3. Reasonable prices. Stop feeding us this crap. It’s still costing around £8 for an album on iTunes – nearly the same as what charge. If they can charge £9, and you charge £8 – then what the hell is all that crap about distribution and media costs for? An artist is in a studio, send it electronically to the distributors (Napster, iTunes etc), job done. There’s no comparision to the CD or cassette market, so stop pricing it like there is.

So in summary:

If I can get, for 50p a track (or £4.50 for an album) 320kbps quality tracks with no DRM then i’ll stop borrowing mates CD’s and ripping them, and I’ll stop using BitTorrent.

Then, and only then will I be prepared to part my hard earn’t cash – e.g. when the product and service is worth it.

Would people actually pay in this way? I don’t know.

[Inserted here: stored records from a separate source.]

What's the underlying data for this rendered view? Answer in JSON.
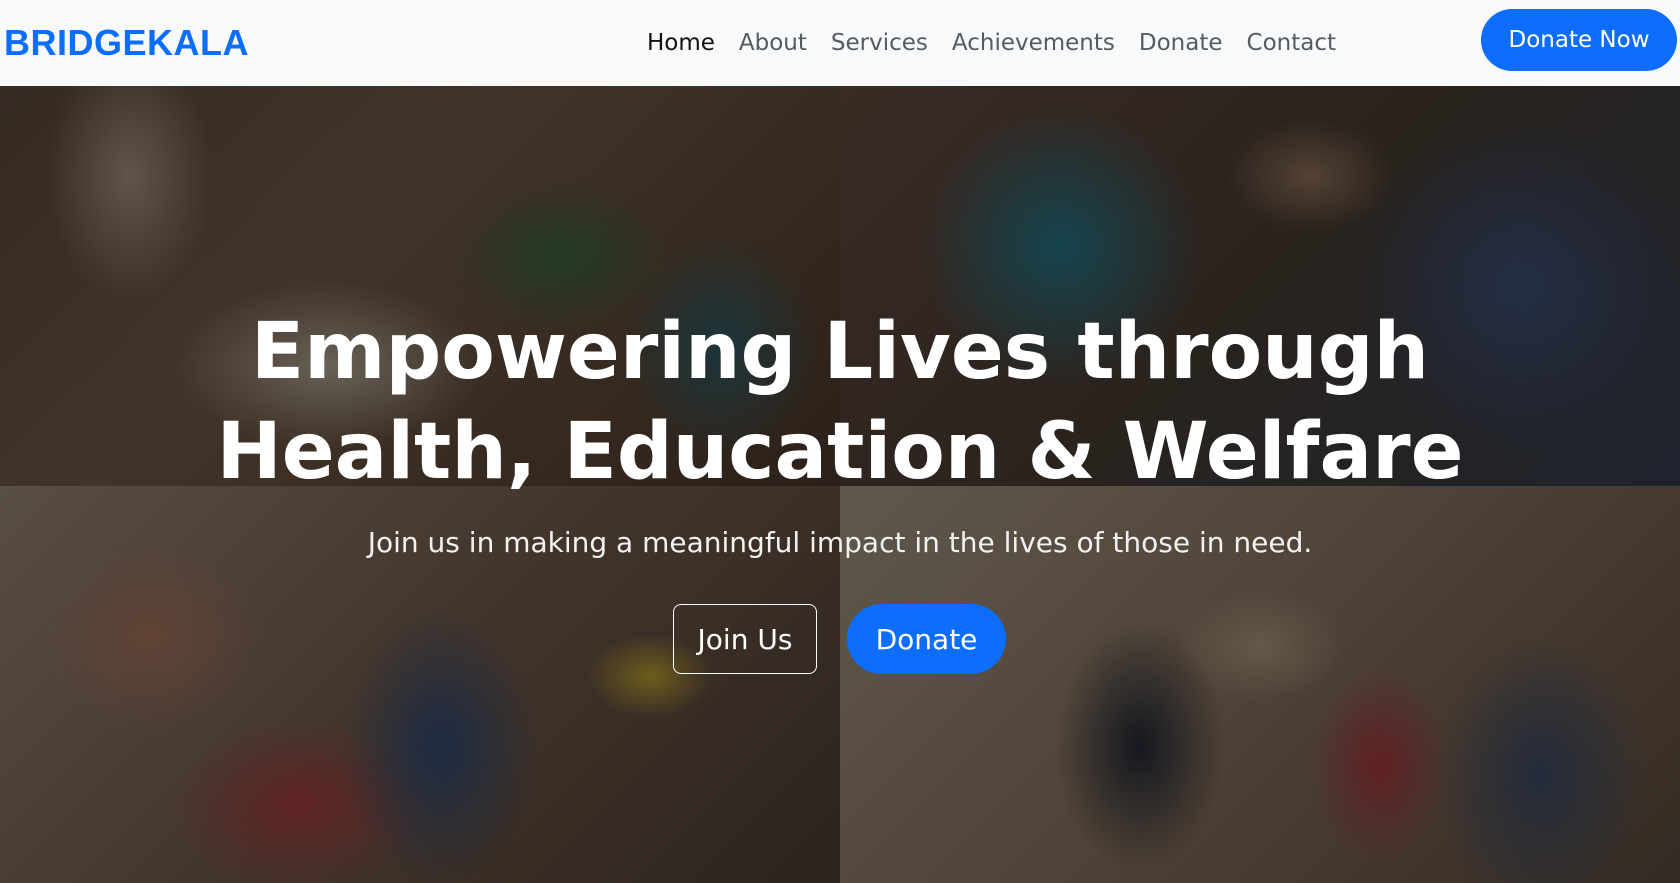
{
  "brand": {
    "name": "BRIDGEKALA",
    "color": "#0d6efd"
  },
  "nav": {
    "items": [
      {
        "label": "Home",
        "active": true
      },
      {
        "label": "About",
        "active": false
      },
      {
        "label": "Services",
        "active": false
      },
      {
        "label": "Achievements",
        "active": false
      },
      {
        "label": "Donate",
        "active": false
      },
      {
        "label": "Contact",
        "active": false
      }
    ],
    "cta_label": "Donate Now"
  },
  "hero": {
    "title_line1": "Empowering Lives through",
    "title_line2": "Health, Education & Welfare",
    "subtitle": "Join us in making a meaningful impact in the lives of those in need.",
    "join_label": "Join Us",
    "donate_label": "Donate",
    "accent_color": "#0d6efd"
  }
}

I do know that the only customers that suffer from DRM now are the ones that obey the rules. That’s got to change. And prices presumably must fall too. Why shouldn’t the consumer benefit from the reduction or removal of distribution costs? Will it take the fall of the major labels before a reasonable deal can be struck? That will depend on what they do in the next 12 months.

Gadget and a half

The filter - desktop interface

New gadget I’ve just downloaded: The Filter from Exabra is excellent. It mood filters your own record collection (as well as pointing you in the direction of tracks to buy should you wish). I tell it I like Concrete Sky by Beth Orten and it creates a playlist including “Only Love Can Break Your Heart” by St Etienne and “And She Was” by Talking Heads. Brilliant.

(I promise I’ve only just noticed in writing this that my new company Conchango is part of this. Even better!)

Incidentally, and it really is a very small grumble for such a good product, why do people say things like this – taken from the download page – “The Filter makes listening to music easy and enjoyable”. This is the language of hype which is simply unnecessary. They’ve got the tone on the first page: “those playlists you never get round to making… this gizmo does them for you”.

Out of time

Damon Albarn - Out of time (live)

I was listening to Out of Time by Blur tonight and it made me realise an implication to the Long Tail that I don’t think has really been discussed.

Out of time from Think Tank bucked the trend of where Blur and Albarn were going. Unlike the band’s ealier records (like girls and boys), pretty much all of that album is uncommercial. It’s pretty difficult listening like the album 13 before it. As Blur matures they’ve become more challenging and, frankly better. The good, the bad and the queen are better still.

But Out of Time isn’t like that, Despite being more challenging and weird than alot of the charts, it’s really catchy and has simple pop motif. So it’s radio friendly and it did pretty well in the charts, reaching No 5 in 2003.

I don’t think the current Albarn records will chart, cool as they are. Partly because they’re a little too complex and partly because, nowadays (!) the charts going to be full of the Beatles! Long-tail reasons of course. But, and here’s where I started with all this, I suspect that Albarn (and the rest of artists affected by this phenomenon) are probably delighted that there music gets judged over the long-term – and very happy to see the back of Top of the Pops and the tyrany of the labels and radio stations.

Clearly consumers benefit from the extension of choice, but I’m interested too to see that it potentially benefits the artists themselves. I think the same could be true for the previously hit-obsessed worlds of film, modelling and (obscurely) politics. 

Couple of other bizarre points I noticed working this piece out: Both records mentioned about are now selling on Amazon for under £6. When did the price of records really collapse? This was the band’s first video where none of them appear. Finally (and this is the most weird) this song has it’s own Wikipedia entry.